# [About this task]
The complete listing goes into the output exactly, without its pictures.

++++++++

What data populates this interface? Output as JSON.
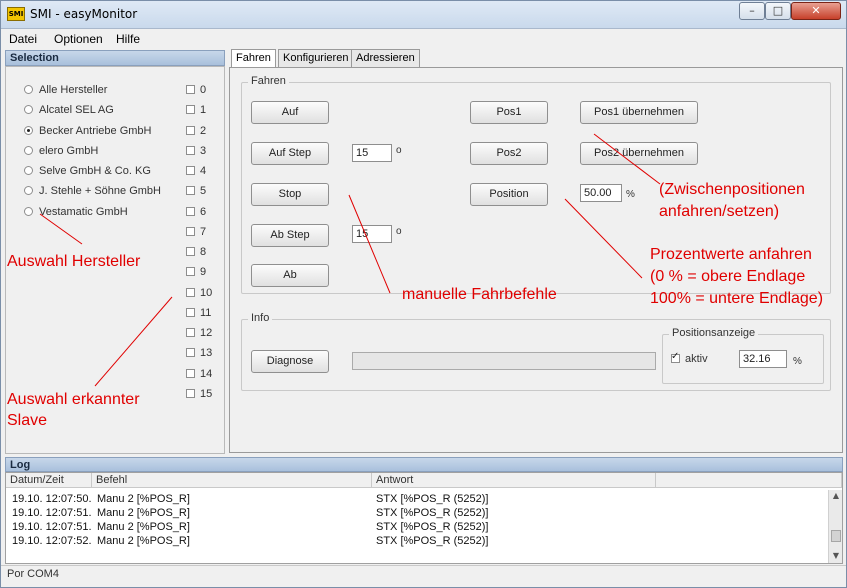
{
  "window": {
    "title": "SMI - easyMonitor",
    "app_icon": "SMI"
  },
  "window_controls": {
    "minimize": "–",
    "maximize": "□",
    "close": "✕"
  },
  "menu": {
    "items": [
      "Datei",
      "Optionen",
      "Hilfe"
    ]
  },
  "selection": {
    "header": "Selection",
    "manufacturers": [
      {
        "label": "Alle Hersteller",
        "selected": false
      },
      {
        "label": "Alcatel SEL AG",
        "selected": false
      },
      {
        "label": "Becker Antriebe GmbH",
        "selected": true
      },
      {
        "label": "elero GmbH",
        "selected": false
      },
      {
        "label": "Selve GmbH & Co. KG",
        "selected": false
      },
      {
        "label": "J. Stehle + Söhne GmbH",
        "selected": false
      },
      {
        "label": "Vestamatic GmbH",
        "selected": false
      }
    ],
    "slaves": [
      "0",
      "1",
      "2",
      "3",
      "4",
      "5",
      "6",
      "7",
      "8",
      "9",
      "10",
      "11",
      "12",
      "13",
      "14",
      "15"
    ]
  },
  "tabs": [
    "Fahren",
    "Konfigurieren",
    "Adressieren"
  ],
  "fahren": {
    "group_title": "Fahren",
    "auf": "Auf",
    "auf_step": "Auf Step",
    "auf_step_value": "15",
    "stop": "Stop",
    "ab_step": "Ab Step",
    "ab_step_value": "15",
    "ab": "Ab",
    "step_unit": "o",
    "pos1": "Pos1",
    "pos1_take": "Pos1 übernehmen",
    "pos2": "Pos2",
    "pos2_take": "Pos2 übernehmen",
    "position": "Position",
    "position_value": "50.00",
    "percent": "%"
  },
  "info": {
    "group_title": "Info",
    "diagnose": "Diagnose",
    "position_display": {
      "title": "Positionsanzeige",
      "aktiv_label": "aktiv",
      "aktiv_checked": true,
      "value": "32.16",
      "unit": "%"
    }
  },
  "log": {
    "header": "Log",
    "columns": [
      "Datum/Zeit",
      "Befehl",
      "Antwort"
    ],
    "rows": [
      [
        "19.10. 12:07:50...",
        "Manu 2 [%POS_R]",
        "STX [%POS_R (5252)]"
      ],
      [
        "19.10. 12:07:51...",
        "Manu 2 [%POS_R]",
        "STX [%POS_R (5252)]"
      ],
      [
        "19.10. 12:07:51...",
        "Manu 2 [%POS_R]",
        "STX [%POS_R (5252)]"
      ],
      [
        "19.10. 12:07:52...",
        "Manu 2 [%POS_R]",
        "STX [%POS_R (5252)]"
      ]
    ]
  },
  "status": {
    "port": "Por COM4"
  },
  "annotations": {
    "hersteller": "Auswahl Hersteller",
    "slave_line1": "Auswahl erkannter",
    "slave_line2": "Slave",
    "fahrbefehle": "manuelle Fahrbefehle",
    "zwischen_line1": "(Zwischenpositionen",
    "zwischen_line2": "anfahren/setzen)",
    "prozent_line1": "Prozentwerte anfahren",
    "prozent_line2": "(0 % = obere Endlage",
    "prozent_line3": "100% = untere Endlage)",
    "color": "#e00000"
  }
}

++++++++

# [Answer section]
What data populates this interface? Output as JSON.
{
  "window": {
    "title": "SMI - easyMonitor",
    "app_icon": "SMI"
  },
  "window_controls": {
    "minimize": "–",
    "maximize": "□",
    "close": "✕"
  },
  "menu": {
    "items": [
      "Datei",
      "Optionen",
      "Hilfe"
    ]
  },
  "selection": {
    "header": "Selection",
    "manufacturers": [
      {
        "label": "Alle Hersteller",
        "selected": false
      },
      {
        "label": "Alcatel SEL AG",
        "selected": false
      },
      {
        "label": "Becker Antriebe GmbH",
        "selected": true
      },
      {
        "label": "elero GmbH",
        "selected": false
      },
      {
        "label": "Selve GmbH & Co. KG",
        "selected": false
      },
      {
        "label": "J. Stehle + Söhne GmbH",
        "selected": false
      },
      {
        "label": "Vestamatic GmbH",
        "selected": false
      }
    ],
    "slaves": [
      "0",
      "1",
      "2",
      "3",
      "4",
      "5",
      "6",
      "7",
      "8",
      "9",
      "10",
      "11",
      "12",
      "13",
      "14",
      "15"
    ]
  },
  "tabs": [
    "Fahren",
    "Konfigurieren",
    "Adressieren"
  ],
  "fahren": {
    "group_title": "Fahren",
    "auf": "Auf",
    "auf_step": "Auf Step",
    "auf_step_value": "15",
    "stop": "Stop",
    "ab_step": "Ab Step",
    "ab_step_value": "15",
    "ab": "Ab",
    "step_unit": "o",
    "pos1": "Pos1",
    "pos1_take": "Pos1 übernehmen",
    "pos2": "Pos2",
    "pos2_take": "Pos2 übernehmen",
    "position": "Position",
    "position_value": "50.00",
    "percent": "%"
  },
  "info": {
    "group_title": "Info",
    "diagnose": "Diagnose",
    "position_display": {
      "title": "Positionsanzeige",
      "aktiv_label": "aktiv",
      "aktiv_checked": true,
      "value": "32.16",
      "unit": "%"
    }
  },
  "log": {
    "header": "Log",
    "columns": [
      "Datum/Zeit",
      "Befehl",
      "Antwort"
    ],
    "rows": [
      [
        "19.10. 12:07:50...",
        "Manu 2 [%POS_R]",
        "STX [%POS_R (5252)]"
      ],
      [
        "19.10. 12:07:51...",
        "Manu 2 [%POS_R]",
        "STX [%POS_R (5252)]"
      ],
      [
        "19.10. 12:07:51...",
        "Manu 2 [%POS_R]",
        "STX [%POS_R (5252)]"
      ],
      [
        "19.10. 12:07:52...",
        "Manu 2 [%POS_R]",
        "STX [%POS_R (5252)]"
      ]
    ]
  },
  "status": {
    "port": "Por COM4"
  },
  "annotations": {
    "hersteller": "Auswahl Hersteller",
    "slave_line1": "Auswahl erkannter",
    "slave_line2": "Slave",
    "fahrbefehle": "manuelle Fahrbefehle",
    "zwischen_line1": "(Zwischenpositionen",
    "zwischen_line2": "anfahren/setzen)",
    "prozent_line1": "Prozentwerte anfahren",
    "prozent_line2": "(0 % = obere Endlage",
    "prozent_line3": "100% = untere Endlage)",
    "color": "#e00000"
  }
}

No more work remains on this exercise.